Bet the Japanese don’t have the same problem with their defence procurement !

OldSchool
OldSchool
9 days ago

Personally I wish UK would just bin Ajax and like the Aus with their sub deal move on. Probably both will be painful but at least its done, Then buy an OTS solution and upgrade over time.

BB85
BB85
7 days ago
Reply to  OldSchool

it means scrapping over 100 hulls and kissing goodbye to £3.5bn already spent and GDUK could end up suing for the remaining £2bn if the MOD can’t prove that they didnt meet requirements. I’m still not sure how a hull could be so fatally flawed when competitors have had no issues developing 40T plus IFVs.

peter dynamics
peter dynamics
6 days ago
Reply to  BB85

“Quality control” on bowman (GD) they sent some cables wrong length, some with wrong plugs on and some with wrong ident numbers. The lower radio tray (CR2) holes were 1 mm wider on new tray so the DRM recycled clansman mounts were unable to be fully tightened or the unit jammed in. The rf brad at back is possible to damage when fitting and the earths did not have the metal ends so are prone to tearing out. This might be a clue

Graham Moore
Graham Moore
3 days ago
Reply to  BB85

I agree. I would like to read David Marsh’s report (when it comes out) as to how GD’s Spanish factory screwed up making the Ajax hulls.They were formerly Santa Bárbara Sistemas and were bought by GD on 25 Jukly 2001. They made Leo2E and Pizarro, back in the day.

Ian Davidson
Ian Davidson
6 days ago

I was on the army from 1983 to 2005 and it was the same then.

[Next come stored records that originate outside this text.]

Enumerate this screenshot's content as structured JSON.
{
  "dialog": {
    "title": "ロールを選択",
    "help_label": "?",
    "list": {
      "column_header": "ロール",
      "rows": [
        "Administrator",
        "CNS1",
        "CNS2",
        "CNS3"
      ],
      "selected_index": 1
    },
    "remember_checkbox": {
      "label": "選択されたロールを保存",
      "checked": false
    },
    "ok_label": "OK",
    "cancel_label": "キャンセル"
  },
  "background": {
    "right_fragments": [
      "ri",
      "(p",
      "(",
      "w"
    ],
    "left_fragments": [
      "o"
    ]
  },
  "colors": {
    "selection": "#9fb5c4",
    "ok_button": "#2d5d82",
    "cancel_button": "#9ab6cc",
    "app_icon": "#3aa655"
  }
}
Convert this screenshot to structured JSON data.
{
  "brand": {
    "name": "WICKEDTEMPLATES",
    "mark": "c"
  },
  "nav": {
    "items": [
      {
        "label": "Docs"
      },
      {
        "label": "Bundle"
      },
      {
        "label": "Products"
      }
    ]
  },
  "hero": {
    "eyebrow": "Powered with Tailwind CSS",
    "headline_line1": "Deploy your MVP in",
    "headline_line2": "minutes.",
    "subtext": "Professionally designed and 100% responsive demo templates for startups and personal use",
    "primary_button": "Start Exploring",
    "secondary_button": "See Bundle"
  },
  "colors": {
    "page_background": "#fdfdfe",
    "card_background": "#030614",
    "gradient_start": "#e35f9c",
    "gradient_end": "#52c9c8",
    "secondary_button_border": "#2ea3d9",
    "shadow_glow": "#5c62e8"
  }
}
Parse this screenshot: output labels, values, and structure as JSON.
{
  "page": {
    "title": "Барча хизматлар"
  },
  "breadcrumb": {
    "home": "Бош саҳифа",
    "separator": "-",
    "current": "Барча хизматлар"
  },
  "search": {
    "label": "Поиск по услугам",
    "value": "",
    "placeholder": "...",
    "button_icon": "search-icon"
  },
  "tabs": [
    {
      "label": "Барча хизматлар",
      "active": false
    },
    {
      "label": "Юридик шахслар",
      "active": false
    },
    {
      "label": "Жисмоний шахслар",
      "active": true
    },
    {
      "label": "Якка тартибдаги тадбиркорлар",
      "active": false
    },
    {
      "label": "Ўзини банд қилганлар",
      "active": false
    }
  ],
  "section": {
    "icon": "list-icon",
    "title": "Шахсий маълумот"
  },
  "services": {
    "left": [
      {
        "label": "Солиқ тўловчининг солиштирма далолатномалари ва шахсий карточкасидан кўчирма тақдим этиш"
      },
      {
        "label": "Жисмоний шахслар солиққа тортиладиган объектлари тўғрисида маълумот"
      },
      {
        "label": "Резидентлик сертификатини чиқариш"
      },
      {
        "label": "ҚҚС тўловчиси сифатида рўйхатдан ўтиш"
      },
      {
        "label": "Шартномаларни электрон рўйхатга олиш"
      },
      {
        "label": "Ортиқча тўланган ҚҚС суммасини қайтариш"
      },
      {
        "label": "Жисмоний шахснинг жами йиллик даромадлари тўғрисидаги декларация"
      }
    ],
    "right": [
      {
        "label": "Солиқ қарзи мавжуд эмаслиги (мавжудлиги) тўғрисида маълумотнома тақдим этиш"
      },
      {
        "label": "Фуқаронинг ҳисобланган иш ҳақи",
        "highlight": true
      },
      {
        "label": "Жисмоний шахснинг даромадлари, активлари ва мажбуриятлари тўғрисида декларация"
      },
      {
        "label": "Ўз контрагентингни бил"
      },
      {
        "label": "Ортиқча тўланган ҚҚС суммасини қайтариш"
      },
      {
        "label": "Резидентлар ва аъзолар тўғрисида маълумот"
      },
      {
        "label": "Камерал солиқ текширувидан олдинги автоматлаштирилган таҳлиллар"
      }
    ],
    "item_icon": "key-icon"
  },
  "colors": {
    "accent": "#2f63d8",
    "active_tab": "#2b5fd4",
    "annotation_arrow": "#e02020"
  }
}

By the time these astonishing errors come to light the Generals responsible have their Knighthoods and are enjoying their retirement.

Andrew Thorne
Andrew Thorne
4 days ago

The main issue is the Army now. The Royal Navy and Air force seem to have sorted themselves out by-and-large with new programmes looking relatively good (room for improvement in places). The Army is a shambles and to be honest probably needs a good re-organization in terms of its procurement process and technical advisors. I think the overall issue is the lack of technical foresight and understanding and how this links into battlefield strategy. The next peer-on-peer war will show the army up for its capability gaps. It’s only going to get worse unless they get a grip on technological… Read more »

Graham Moore
Graham Moore
3 days ago
Reply to  Andrew Thorne

The army of course does not have its own procurement process. The MoD has one procurement organisation and common processes for all domains.

Ron
Ron
23 minutes ago

When it come to the current Ajax shambles why did the UK go with a company that has not built a AFV, then why did the requirements change and why Oh why does Ajax not fulfil the main requirment of being air transportable. I was reading a detailed article on the Ajax program and how GD was hovering up ex Generals involved with the MOD procurement, I am stiking my neck out but it smacks of something that the police should be looking into. I am sorry to say but no matter which way I turn it the CV90 MkIV… Read more »